A section of the media Monday said the ship had spilled oil and a thick film of black crude oil was visible on the sea near Paradip and that dead fish lay scattered on the shore.
But the port trust said the spill was from the service tank of the engine room and was negligible.
“Out of the 924 metric tonnes of oil, 900 metric tonnes are inside a double bottom tank fully secured and are very safe and cannot be released easily,” the port trust said in a statement Tuesday.
However, D.K. Behera, a scientist of the state Pollution Control Board, said he found oil patches on the beach.
“Although the furnace oil is in a sealed tank and in seawater, it is under pressure. We cannot rule out the possibility of spillage,” Behera told IANS after inspecting the site.
- US firm to remove oil from sunken Mongolian ship (Lead) - Oct 09, 2009
- Fresh oil from sunken ship blackening Orissa coastline: experts (With Images) - Oct 06, 2009
- Paradip Port to float tender to pump oil out of sunken ship - Sep 23, 2009
- Andhra-based company to plug holes of sunken ship - Sep 27, 2009
- Wildlife body concerned over delay in oil removal - Sep 23, 2009
- Bad weather prevents oil-plugging on sunken ship - Sep 30, 2009

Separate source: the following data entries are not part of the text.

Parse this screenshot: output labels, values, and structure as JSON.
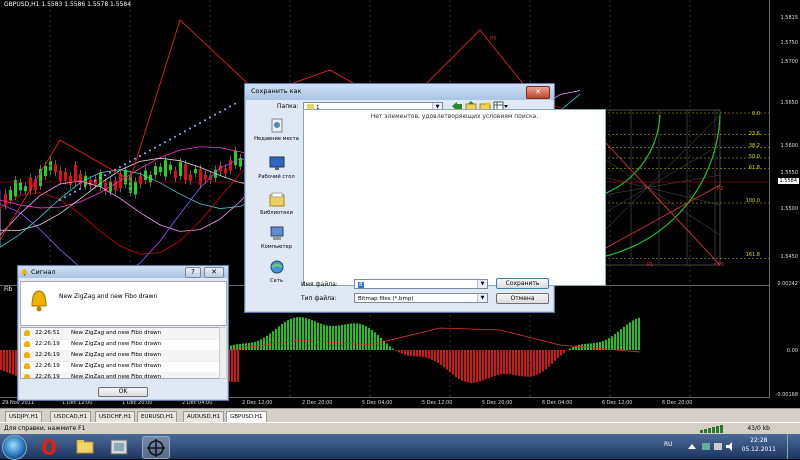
{
  "chart": {
    "title": "GBPUSD,H1  1.5583 1.5586 1.5578 1.5584",
    "indicator_label": "Fib",
    "price_labels": [
      "1.5815",
      "1.5750",
      "1.5700",
      "1.5650",
      "1.5600",
      "1.5550",
      "1.5500",
      "1.5450"
    ],
    "last_price": "1.5584",
    "indicator_scale": [
      "0.00242",
      "0.00",
      "-0.00168"
    ],
    "fibo_levels": [
      "0.0",
      "23.6",
      "38.2",
      "50.0",
      "61.8",
      "100.0",
      "161.8"
    ],
    "fibo_marks": [
      "P3",
      "P2",
      "P1",
      "P1"
    ],
    "time_labels": [
      "29 Nov 2011",
      "1 Dec 12:00",
      "1 Dec 20:00",
      "2 Dec 04:00",
      "2 Dec 12:00",
      "2 Dec 20:00",
      "5 Dec 04:00",
      "5 Dec 12:00",
      "5 Dec 20:00",
      "6 Dec 04:00",
      "6 Dec 12:00",
      "6 Dec 20:00"
    ]
  },
  "symbol_tabs": [
    {
      "label": "USDJPY,H1",
      "active": false
    },
    {
      "label": "USDCAD,H1",
      "active": false
    },
    {
      "label": "USDCHF,H1",
      "active": false
    },
    {
      "label": "EURUSD,H1",
      "active": false
    },
    {
      "label": "AUDUSD,H1",
      "active": false
    },
    {
      "label": "GBPUSD,H1",
      "active": true
    }
  ],
  "status": {
    "help": "Для справки, нажмите F1",
    "traffic": "43/0 kb"
  },
  "taskbar": {
    "lang": "RU",
    "time": "22:28",
    "date": "05.12.2011"
  },
  "save_dialog": {
    "title": "Сохранить как",
    "folder_label": "Папка:",
    "folder_value": "1",
    "empty_message": "Нет элементов, удовлетворяющих условиям поиска.",
    "places": [
      {
        "label": "Недавние места",
        "icon": "recent-places-icon"
      },
      {
        "label": "Рабочий стол",
        "icon": "desktop-icon"
      },
      {
        "label": "Библиотеки",
        "icon": "libraries-icon"
      },
      {
        "label": "Компьютер",
        "icon": "computer-icon"
      },
      {
        "label": "Сеть",
        "icon": "network-icon"
      }
    ],
    "filename_label": "Имя файла:",
    "filename_value": "8",
    "filetype_label": "Тип файла:",
    "filetype_value": "Bitmap files (*.bmp)",
    "save_button": "Сохранить",
    "cancel_button": "Отмена"
  },
  "alert_window": {
    "title": "Сигнал",
    "message": "New ZigZag and new Fibo drawn",
    "rows": [
      {
        "time": "22:26:51",
        "text": "New ZigZag and new Fibo drawn"
      },
      {
        "time": "22:26:19",
        "text": "New ZigZag and new Fibo drawn"
      },
      {
        "time": "22:26:19",
        "text": "New ZigZag and new Fibo drawn"
      },
      {
        "time": "22:26:19",
        "text": "New ZigZag and new Fibo drawn"
      },
      {
        "time": "22:26:19",
        "text": "New ZigZag and new Fibo drawn"
      }
    ],
    "ok_button": "OK"
  }
}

- Central team reaches Paradip to inspect capsized ship - Sep 26, 2009
- Orissa forms crisis group to monitor oil spill off Paradip - Oct 08, 2009
- Orissa directed to monitor oil spill off Paradip port - Oct 07, 2009
- Sunken ship could threaten Olive Ridleys in Orissa - Sep 11, 2009
- Orissa port gears up to remove oil from sunken ship - Sep 14, 2009
- Oil spill on Orissa coast could be from sunken ship: expert - Sep 22, 2009
- Bids invited to remove oil from ship sunk off Orissa coast - Sep 24, 2009
- US firm to start pumping out oil from sunken ship - Oct 23, 2009
- Expert team to verify fresh spillage from sunken ship - Oct 05, 2009
Tags: bay of bengal, breeding ground, central government, deputy chairman, global tender, government approval, inaction, iron ore fines, oil removal, olive ridley turtles, orissa, paradip port trust, port authorities, port officials, ship owner, state government, sunken ship, tendering process, tonnes, wildlife society